Entries from a dataset of interfaces
- - - -
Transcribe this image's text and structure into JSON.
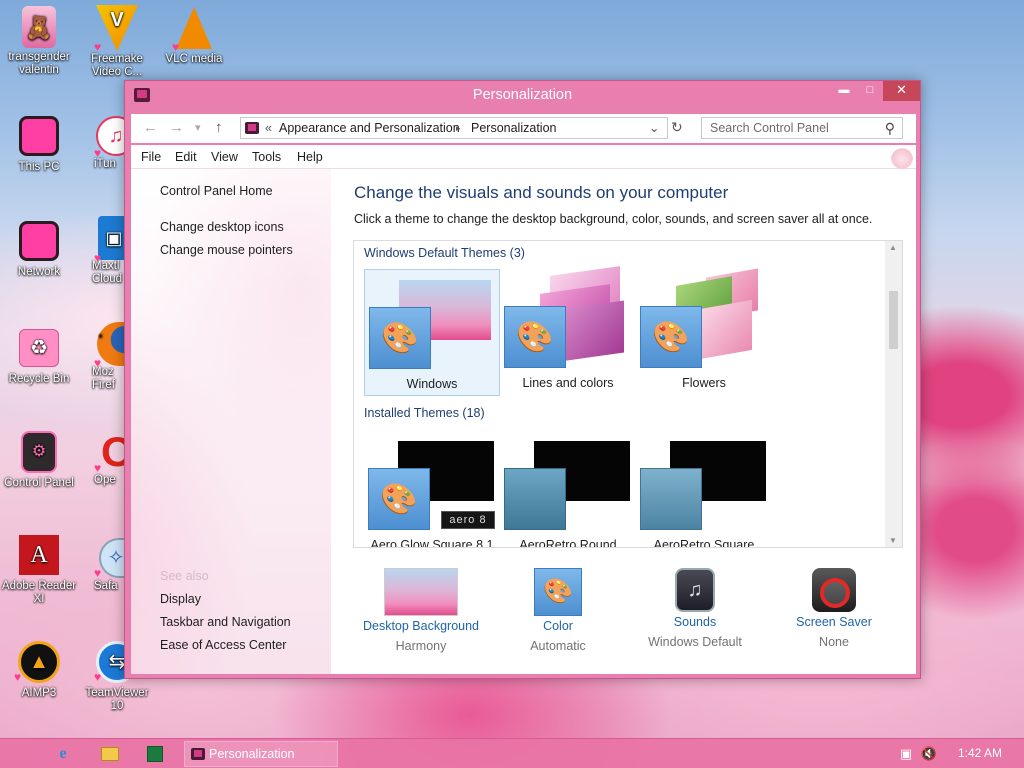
{
  "desktop": {
    "icons": [
      {
        "label": "transgender valentin",
        "glyph": "🧸"
      },
      {
        "label": "Freemake Video C...",
        "glyph": "V"
      },
      {
        "label": "VLC media",
        "glyph": "▲"
      },
      {
        "label": "This PC",
        "glyph": "▢"
      },
      {
        "label": "iTun",
        "glyph": "♫"
      },
      {
        "label": "Network",
        "glyph": "▢"
      },
      {
        "label": "Maxtl Cloud",
        "glyph": "▣"
      },
      {
        "label": "Recycle Bin",
        "glyph": "♻"
      },
      {
        "label": "Moz Firef",
        "glyph": "◉"
      },
      {
        "label": "Control Panel",
        "glyph": "⚙"
      },
      {
        "label": "Ope",
        "glyph": "O"
      },
      {
        "label": "Adobe Reader XI",
        "glyph": "A"
      },
      {
        "label": "Safa",
        "glyph": "✧"
      },
      {
        "label": "AIMP3",
        "glyph": "▲"
      },
      {
        "label": "TeamViewer 10",
        "glyph": "⇆"
      }
    ]
  },
  "window": {
    "title": "Personalization",
    "controls": {
      "minimize": "▬",
      "maximize": "□",
      "close": "✕"
    },
    "nav": {
      "back": "←",
      "forward": "→",
      "recent": "▾",
      "up": "↑",
      "breadcrumb_prefix": "«",
      "breadcrumb": [
        "Appearance and Personalization",
        "Personalization"
      ],
      "separator": "▸",
      "dropdown": "⌄",
      "refresh": "↻",
      "search_placeholder": "Search Control Panel",
      "search_icon": "⚲"
    },
    "menu": [
      "File",
      "Edit",
      "View",
      "Tools",
      "Help"
    ],
    "left_pane": {
      "home": "Control Panel Home",
      "links": [
        "Change desktop icons",
        "Change mouse pointers"
      ],
      "see_also_title": "See also",
      "see_also": [
        "Display",
        "Taskbar and Navigation",
        "Ease of Access Center"
      ]
    },
    "main": {
      "heading": "Change the visuals and sounds on your computer",
      "subheading": "Click a theme to change the desktop background, color, sounds, and screen saver all at once.",
      "groups": [
        {
          "title": "Windows Default Themes (3)",
          "themes": [
            "Windows",
            "Lines and colors",
            "Flowers"
          ]
        },
        {
          "title": "Installed Themes (18)",
          "themes": [
            "Aero Glow Square 8.1",
            "AeroRetro Round",
            "AeroRetro Square"
          ]
        }
      ],
      "aero_badge": "aero 8"
    },
    "bottom": [
      {
        "link": "Desktop Background",
        "value": "Harmony"
      },
      {
        "link": "Color",
        "value": "Automatic"
      },
      {
        "link": "Sounds",
        "value": "Windows Default"
      },
      {
        "link": "Screen Saver",
        "value": "None"
      }
    ]
  },
  "taskbar": {
    "active_window": "Personalization",
    "time": "1:42 AM"
  },
  "colors": {
    "accent": "#e97fae",
    "link": "#1e64a8",
    "heading": "#1e3e72"
  }
}
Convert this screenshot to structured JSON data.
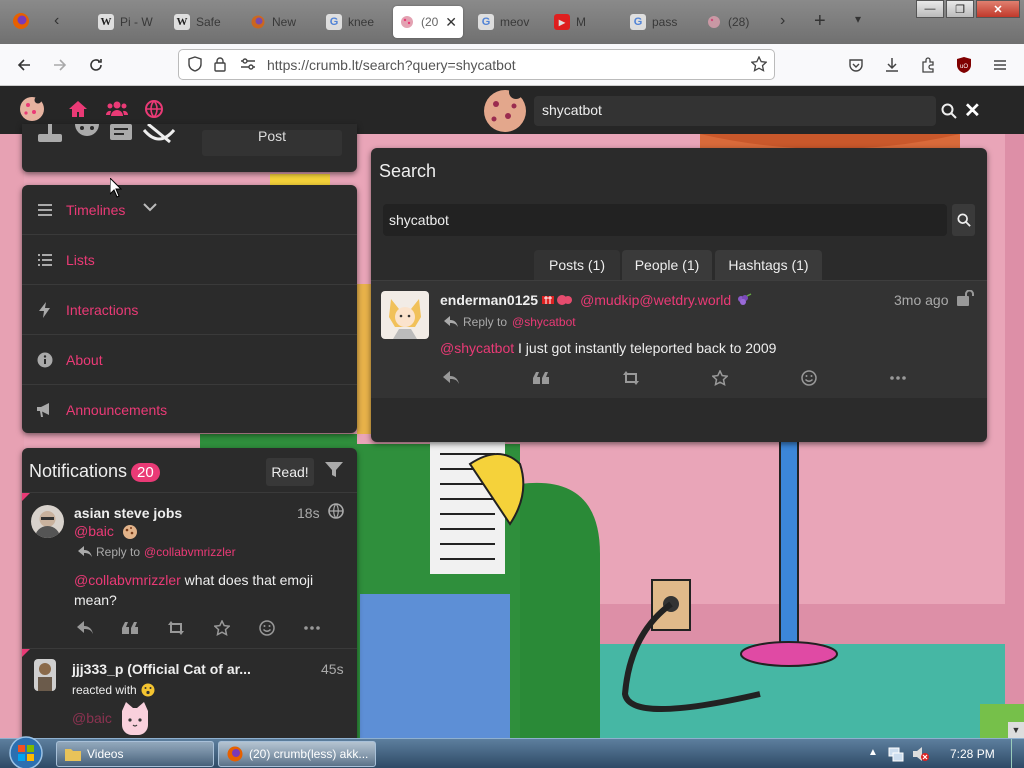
{
  "browser": {
    "tabs": [
      {
        "label": "Pi - W",
        "icon": "wikipedia-icon"
      },
      {
        "label": "Safe",
        "icon": "wikipedia-icon"
      },
      {
        "label": "New",
        "icon": "firefox-icon"
      },
      {
        "label": "knee",
        "icon": "google-icon"
      },
      {
        "label": "(20",
        "icon": "crumb-icon",
        "active": true
      },
      {
        "label": "meov",
        "icon": "google-icon"
      },
      {
        "label": "M",
        "icon": "youtube-icon"
      },
      {
        "label": "pass",
        "icon": "google-icon"
      },
      {
        "label": "(28)",
        "icon": "crumb-icon"
      }
    ],
    "url": "https://crumb.lt/search?query=shycatbot"
  },
  "header": {
    "search_value": "shycatbot"
  },
  "composer": {
    "post_label": "Post"
  },
  "menu": {
    "items": [
      {
        "label": "Timelines",
        "icon": "hamburger-icon"
      },
      {
        "label": "Lists",
        "icon": "list-icon"
      },
      {
        "label": "Interactions",
        "icon": "bolt-icon"
      },
      {
        "label": "About",
        "icon": "info-icon"
      },
      {
        "label": "Announcements",
        "icon": "megaphone-icon"
      }
    ]
  },
  "notifications": {
    "title": "Notifications",
    "count": "20",
    "read_label": "Read!",
    "items": [
      {
        "name": "asian steve jobs",
        "handle": "@baic",
        "time": "18s",
        "reply_label": "Reply to",
        "reply_to": "@collabvmrizzler",
        "mention": "@collabvmrizzler",
        "text": " what does that emoji mean?"
      },
      {
        "name": "jjj333_p (Official Cat of ar...",
        "time": "45s",
        "action": "reacted with",
        "handle": "@baic"
      }
    ]
  },
  "search": {
    "title": "Search",
    "query": "shycatbot",
    "tabs": [
      {
        "label": "Posts (1)",
        "active": true
      },
      {
        "label": "People (1)"
      },
      {
        "label": "Hashtags (1)"
      }
    ],
    "result": {
      "name": "enderman0125",
      "handle": "@mudkip@wetdry.world",
      "time": "3mo ago",
      "reply_label": "Reply to",
      "reply_to": "@shycatbot",
      "mention": "@shycatbot",
      "text": " I just got instantly teleported back to 2009"
    }
  },
  "taskbar": {
    "items": [
      {
        "label": "Videos"
      },
      {
        "label": "(20) crumb(less) akk..."
      }
    ],
    "clock": "7:28 PM"
  },
  "colors": {
    "accent": "#ea3a76",
    "panel": "#2b2b2b",
    "header": "#262626"
  }
}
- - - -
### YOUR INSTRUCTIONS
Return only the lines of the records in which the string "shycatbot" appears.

### RESULT
    "url": "https://crumb.lt/search?query=shycatbot"
    "search_value": "shycatbot"
    "query": "shycatbot",
      "reply_to": "@shycatbot",
      "mention": "@shycatbot",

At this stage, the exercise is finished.